Add to that the colleges that are catering to parents instead of aiming at the children, and worse yet the big businesses that are wooing parents instead of the 20something adults who will doing the actual work for the lousy pay they will earn until they become upper management, and you can see why I feel we are creating the wussification of the next several generations. I don't say we have to be stiff upper lip bullies, but there must be a median point where we can allow our children to be adults when they reach 18, and allow our children to be children without being overprotective parents to a point of taking away the child's ability to stand on their own two feet?

juli mccarthy
5.10.07 @ 1:27a

I'll tell you it's not easy to let kids sink or swim on their own. When she was ten - and wearing a bike helmet - my daughter flew over the handlebars of her bike and landed on her mouth. She knocked out a permanent front tooth and even now, almost eight years later, I wish I could figure out a way to go back and protect her from that.

Which, of course, is not the same thing as accompanying her on job interviews and vetting her potential employers. But still. It's a struggle to balance the urge to protect your kids from EVERYTHING and the knowledge that doing so is not doing them any favors.

robert melos
5.10.07 @ 4:42a

Part of the problem with kids, I think, is that accidents happen. Over protective parents ruin their kids lives by not letting them stand on their own two feet, and other parents ruin their kids lives by not doing enough.

I'm glad to hear from someone who actually has kids. As I've said before, I'll never have children, mostly by circumstance, but a bit by choice, so writing this column wasn't as easy on my conscience. I don't feel as though I have the right to criticize those who have done what I won't be doing, but on the other hand someone has to say it and it seems not a lot of people have the common sense to say it.

sloan bayles
5.30.07 @ 3:17p

Parents never want to see their children hurt - emotionally or physically. I think one of our biggest responsibilities as parents is to teach our kids how to make good choices. If your kid is a bully, he/she probably deserves to have his/her ass kicked. Preferably from someone whom he's been bullying. Choices and consequences.
This makes it sound all too simplistic, I know, but I agree with Bobby. The mollycoddling has got to stop.

ken mohnkern
5.30.07 @ 5:58p

Then there's the new book, The Dangerous Book for Boys, a "heartfelt plea for a renewed sense of adventure in the lives of boys," according to Amazon.

One reviewer, though, didn't think was quite dangerous enough.

robert melos
5.31.07 @ 3:33a

Sloan, I can understand parents wanting to protect their children, but at some point the parents should realize they have to let go or the child will never be able to stand on their own, or will be lost without the constant protection of the parent. I'm getting the impression the parents haven't taught their children to make good choices, or careful choices because the parents aren't making a good choice by being over-protective, or controlling.

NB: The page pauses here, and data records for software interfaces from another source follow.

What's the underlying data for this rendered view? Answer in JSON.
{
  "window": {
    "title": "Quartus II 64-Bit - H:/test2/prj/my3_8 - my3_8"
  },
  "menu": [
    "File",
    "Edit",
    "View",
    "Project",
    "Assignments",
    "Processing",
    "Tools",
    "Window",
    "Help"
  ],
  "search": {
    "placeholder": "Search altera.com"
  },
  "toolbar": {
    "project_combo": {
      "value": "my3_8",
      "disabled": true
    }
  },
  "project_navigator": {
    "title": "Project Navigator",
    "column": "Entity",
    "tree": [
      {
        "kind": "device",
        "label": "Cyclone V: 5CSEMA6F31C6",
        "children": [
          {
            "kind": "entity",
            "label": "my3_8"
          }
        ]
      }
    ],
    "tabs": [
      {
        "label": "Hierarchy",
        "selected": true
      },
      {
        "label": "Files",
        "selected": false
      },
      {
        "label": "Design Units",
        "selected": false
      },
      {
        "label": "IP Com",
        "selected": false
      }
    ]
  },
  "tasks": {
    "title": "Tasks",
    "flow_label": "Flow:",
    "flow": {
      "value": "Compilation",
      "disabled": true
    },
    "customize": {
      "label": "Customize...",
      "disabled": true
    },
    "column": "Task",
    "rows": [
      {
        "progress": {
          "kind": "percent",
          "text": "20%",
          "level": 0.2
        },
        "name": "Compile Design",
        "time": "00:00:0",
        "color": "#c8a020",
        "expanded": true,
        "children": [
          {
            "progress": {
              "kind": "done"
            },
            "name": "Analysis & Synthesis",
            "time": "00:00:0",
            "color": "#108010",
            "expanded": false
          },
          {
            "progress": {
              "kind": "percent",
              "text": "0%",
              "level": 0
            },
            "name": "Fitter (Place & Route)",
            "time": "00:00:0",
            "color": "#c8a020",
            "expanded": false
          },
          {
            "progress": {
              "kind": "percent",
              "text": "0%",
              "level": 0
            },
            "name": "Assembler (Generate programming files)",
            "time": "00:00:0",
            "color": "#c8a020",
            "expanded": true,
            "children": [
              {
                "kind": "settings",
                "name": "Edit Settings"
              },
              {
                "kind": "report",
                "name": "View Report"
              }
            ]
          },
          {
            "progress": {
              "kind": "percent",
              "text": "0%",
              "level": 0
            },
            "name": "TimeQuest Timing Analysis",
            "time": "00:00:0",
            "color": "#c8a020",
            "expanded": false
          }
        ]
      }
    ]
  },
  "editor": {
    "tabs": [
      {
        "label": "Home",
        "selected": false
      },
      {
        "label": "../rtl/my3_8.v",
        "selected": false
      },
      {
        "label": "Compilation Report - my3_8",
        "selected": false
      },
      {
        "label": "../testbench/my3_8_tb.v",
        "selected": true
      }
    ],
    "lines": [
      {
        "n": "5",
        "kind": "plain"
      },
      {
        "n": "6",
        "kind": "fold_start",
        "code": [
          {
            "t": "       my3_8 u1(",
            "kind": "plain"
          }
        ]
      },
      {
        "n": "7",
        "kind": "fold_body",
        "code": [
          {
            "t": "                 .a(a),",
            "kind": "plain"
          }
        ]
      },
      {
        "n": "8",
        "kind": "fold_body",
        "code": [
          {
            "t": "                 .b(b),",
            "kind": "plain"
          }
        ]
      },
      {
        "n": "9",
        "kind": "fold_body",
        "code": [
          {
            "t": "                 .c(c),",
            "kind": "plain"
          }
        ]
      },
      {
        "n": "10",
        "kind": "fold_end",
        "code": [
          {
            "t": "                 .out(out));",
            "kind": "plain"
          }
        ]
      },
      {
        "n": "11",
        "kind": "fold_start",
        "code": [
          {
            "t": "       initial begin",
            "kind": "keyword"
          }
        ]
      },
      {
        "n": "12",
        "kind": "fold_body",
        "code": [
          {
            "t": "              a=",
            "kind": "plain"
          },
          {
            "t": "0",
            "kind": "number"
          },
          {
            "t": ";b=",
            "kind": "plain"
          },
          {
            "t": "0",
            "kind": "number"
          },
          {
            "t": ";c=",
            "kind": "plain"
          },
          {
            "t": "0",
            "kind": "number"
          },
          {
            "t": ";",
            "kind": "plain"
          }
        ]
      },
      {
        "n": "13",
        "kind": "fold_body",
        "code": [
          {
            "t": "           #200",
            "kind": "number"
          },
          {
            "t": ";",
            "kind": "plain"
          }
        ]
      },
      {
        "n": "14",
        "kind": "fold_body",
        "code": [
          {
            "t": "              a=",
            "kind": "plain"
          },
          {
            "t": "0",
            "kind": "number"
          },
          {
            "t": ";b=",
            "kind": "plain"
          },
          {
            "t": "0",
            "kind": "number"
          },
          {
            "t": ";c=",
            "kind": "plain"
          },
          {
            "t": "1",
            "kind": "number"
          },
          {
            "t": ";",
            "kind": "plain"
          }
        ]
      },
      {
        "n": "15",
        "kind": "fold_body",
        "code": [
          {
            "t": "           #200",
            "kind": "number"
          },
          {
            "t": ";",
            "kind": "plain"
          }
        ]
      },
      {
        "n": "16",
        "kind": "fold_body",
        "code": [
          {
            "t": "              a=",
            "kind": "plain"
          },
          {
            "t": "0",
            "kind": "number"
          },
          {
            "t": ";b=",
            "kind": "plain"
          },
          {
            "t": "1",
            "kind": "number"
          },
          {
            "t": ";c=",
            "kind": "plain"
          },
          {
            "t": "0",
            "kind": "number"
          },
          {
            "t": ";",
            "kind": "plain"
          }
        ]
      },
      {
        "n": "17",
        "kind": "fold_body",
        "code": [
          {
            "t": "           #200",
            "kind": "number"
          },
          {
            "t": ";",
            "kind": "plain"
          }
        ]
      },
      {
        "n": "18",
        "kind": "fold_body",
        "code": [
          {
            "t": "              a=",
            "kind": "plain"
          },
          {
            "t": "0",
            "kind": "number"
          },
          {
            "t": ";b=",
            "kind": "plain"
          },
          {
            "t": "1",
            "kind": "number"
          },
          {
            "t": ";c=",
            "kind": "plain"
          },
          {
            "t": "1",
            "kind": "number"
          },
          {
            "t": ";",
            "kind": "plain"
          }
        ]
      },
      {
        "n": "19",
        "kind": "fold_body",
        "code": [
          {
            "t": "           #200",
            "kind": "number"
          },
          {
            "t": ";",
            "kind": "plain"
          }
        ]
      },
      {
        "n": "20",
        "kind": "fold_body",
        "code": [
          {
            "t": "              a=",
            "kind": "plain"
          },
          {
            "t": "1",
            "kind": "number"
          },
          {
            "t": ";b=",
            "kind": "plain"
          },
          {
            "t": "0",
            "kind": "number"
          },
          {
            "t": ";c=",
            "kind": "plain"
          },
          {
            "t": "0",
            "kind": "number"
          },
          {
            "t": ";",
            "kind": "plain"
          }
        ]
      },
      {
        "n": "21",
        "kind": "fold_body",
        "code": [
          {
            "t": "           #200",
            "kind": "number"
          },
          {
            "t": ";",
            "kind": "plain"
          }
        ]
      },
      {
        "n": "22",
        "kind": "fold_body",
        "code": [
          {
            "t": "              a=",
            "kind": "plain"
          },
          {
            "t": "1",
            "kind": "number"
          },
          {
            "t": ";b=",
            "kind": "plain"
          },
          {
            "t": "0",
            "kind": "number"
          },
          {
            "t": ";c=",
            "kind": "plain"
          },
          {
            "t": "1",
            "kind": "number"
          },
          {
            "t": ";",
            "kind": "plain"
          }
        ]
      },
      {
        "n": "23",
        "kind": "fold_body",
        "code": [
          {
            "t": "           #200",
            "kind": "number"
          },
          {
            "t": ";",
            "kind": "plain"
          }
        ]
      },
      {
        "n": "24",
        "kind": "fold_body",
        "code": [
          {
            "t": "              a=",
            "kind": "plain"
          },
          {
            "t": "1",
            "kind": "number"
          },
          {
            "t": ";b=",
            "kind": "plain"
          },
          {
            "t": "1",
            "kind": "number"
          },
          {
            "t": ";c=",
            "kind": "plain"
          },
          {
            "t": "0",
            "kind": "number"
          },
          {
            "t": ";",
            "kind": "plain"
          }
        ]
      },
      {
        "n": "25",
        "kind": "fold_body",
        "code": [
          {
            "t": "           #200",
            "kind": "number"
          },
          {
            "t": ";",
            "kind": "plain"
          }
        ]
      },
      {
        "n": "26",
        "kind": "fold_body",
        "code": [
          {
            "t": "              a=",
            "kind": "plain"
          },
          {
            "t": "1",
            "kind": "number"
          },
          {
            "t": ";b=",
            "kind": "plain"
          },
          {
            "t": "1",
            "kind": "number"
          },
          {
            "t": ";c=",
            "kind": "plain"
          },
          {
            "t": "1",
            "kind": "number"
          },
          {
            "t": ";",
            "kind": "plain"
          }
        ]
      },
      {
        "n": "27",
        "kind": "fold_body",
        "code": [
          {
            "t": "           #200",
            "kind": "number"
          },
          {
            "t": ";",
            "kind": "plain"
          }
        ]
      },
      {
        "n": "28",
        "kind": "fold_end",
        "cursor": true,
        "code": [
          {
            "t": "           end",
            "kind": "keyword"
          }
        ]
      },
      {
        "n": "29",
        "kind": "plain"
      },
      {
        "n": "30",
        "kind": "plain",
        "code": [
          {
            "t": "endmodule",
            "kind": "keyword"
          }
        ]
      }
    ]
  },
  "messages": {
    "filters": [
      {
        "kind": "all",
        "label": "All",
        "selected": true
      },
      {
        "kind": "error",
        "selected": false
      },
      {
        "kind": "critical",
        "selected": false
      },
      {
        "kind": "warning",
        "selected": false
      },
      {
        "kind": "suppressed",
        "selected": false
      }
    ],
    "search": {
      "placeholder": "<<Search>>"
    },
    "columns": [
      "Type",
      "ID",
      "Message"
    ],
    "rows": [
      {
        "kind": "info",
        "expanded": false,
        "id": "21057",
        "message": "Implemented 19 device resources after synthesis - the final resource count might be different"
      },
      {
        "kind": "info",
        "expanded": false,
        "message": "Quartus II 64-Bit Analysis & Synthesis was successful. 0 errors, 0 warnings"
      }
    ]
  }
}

I realized something watching some old television from the 80s. Fictional role models from that era included J.R. Ewing, Blake Carrington, and Angela Channing, all parents who controlled their adult children's lives.

I honestly can't think of any real life role models. Perhaps that's just me. I was raised on television. If I look back, even the Bradys and Partridges were controlling of their children. However, most of the real life parents I remember from my childhood seemed to take the hands off approach in raising me and my friends.

I don't think choice and consequence is too simplistic, because it it is the most common sense solutions that change things in the world.

Ken, that's fantastic. Although it is interesting to note the authors are British, and Americans probably won't learn much from it.




Intrepid Media is built by Intrepid Company and runs on Dash